This is one of the oldest Clynelishes I’ve had—though at the Clynelish tasting I opened this at we also drank a 28 yo from Single Malts of Scotland (review forthcoming in a few days or weeks). It was bottled in 2011 by the German indie Malts of Scotland. Since then Malts of Scotland’s prices seem to have gone up dramatically and I haven’t noticed very much older Clynelish coming on the market either. Most of what’s available now seems to be from the mid-late 1990s, and this seems to have led some people to develop the usual magic vintage theories about some of those years—1997, in particular.
Who knows what the future holds for Clynelish. I’ve speculated before that Diageo may be positioning it for promotion to the premium end of their portfolio; if that’s true we’ll probably see less and less of it available to indie bottlers, and god only knows what prices will be charged in the future by boutique bottlers like Malts of Scotland and the Whisky Agency.
Clynelish 22, 1989 (53.2%; Malts of Scotland; bourbon hogshead 12012; from my own bottle)
(The picture is of the unopened bottle taken before the tasting referred to above but these notes were taken when the bottle was at the halfway mark.)
Nose: Honey, tart apple transitioning to citrus (lemon with a bit of orange peel), and then it settles down into darker, richer honey with some roasted malt.

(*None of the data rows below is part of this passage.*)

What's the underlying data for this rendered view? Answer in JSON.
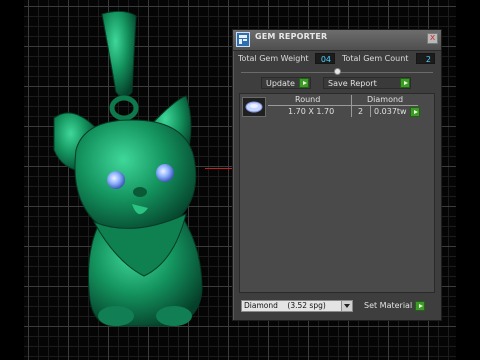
{
  "window": {
    "title": "GEM REPORTER",
    "close_glyph": "x"
  },
  "summary": {
    "weight_label": "Total Gem Weight",
    "weight_value": "04",
    "count_label": "Total Gem Count",
    "count_value": "2",
    "slider_level": 0.5
  },
  "actions": {
    "update_label": "Update",
    "save_label": "Save Report"
  },
  "gem_table": {
    "columns": [
      "Round",
      "Diamond"
    ],
    "rows": [
      {
        "icon": "round-diamond-icon",
        "size": "1.70 X 1.70",
        "count": "2",
        "weight": "0.037tw"
      }
    ]
  },
  "material": {
    "selected": "Diamond    (3.52 spg)",
    "set_label": "Set Material"
  },
  "colors": {
    "panel_bg": "#3e3e3e",
    "value_text": "#4fd3ff",
    "go_button": "#3c9c27",
    "model_green": "#138a5a",
    "gem_blue": "#8fb3ff"
  }
}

The tarter fruity notes never go away though and after a bit they begin to take on a fermented character. With more time there’s that famous beeswax and also, surprisingly for a 22 yo malt, a bit of powdered ginger. With a drop of water the waxiness expands and there’s also vanilla and shortbread now.
Palate: Starts out a little simple with clean lemony notes but as I move to swallow there’s a bigger fruity burst: lemon, yes, but now with some bitter lemon peel, along with sweeter touches of orange and tart-sweet apple (I’m reminded of a variety we get here in Minnesota called Haralson). With time it’s like lemon peel that’s been dredged in a mix of sugar and sea salt. With even more time the sweeter notes get more pronounced and the whole gets quite intense. More minerally and peppery with water, and some late developing sweetness too.
Finish: Long. As the more acidic notes wash out the salt I almost always get with Clynelish makes its appearance. And there’s some pepper to go with it. The more intense fruit that emerges with time on the palate hangs around on the finish as well. A slight grassiness now at the end and a slight chalkiness too. As on the palate with water.
Comments: This is really quite nice, if not particularly complex. The grassy/chalky development on the finish I could have done without. Still, I’m very glad I have most of this bottle left.
Rating: 88 points.